= Records for the exercise =
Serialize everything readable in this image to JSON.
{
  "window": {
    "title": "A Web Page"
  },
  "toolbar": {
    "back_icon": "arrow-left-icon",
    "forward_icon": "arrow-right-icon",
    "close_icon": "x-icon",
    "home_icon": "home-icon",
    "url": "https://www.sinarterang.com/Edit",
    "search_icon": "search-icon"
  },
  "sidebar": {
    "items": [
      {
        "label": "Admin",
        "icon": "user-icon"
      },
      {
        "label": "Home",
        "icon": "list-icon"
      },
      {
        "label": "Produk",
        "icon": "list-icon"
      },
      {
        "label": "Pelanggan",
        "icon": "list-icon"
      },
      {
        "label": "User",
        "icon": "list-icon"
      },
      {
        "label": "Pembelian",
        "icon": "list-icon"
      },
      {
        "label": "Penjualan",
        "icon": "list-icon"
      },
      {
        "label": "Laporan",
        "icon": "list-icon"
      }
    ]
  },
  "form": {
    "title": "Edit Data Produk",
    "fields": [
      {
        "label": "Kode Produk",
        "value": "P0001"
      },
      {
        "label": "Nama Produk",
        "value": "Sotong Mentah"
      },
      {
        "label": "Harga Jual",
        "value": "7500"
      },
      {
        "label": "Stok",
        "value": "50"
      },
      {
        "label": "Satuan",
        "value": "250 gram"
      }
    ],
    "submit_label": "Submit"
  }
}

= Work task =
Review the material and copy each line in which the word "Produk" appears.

= Task result =
        "label": "Produk",
    "title": "Edit Data Produk",
        "label": "Kode Produk",
        "label": "Nama Produk",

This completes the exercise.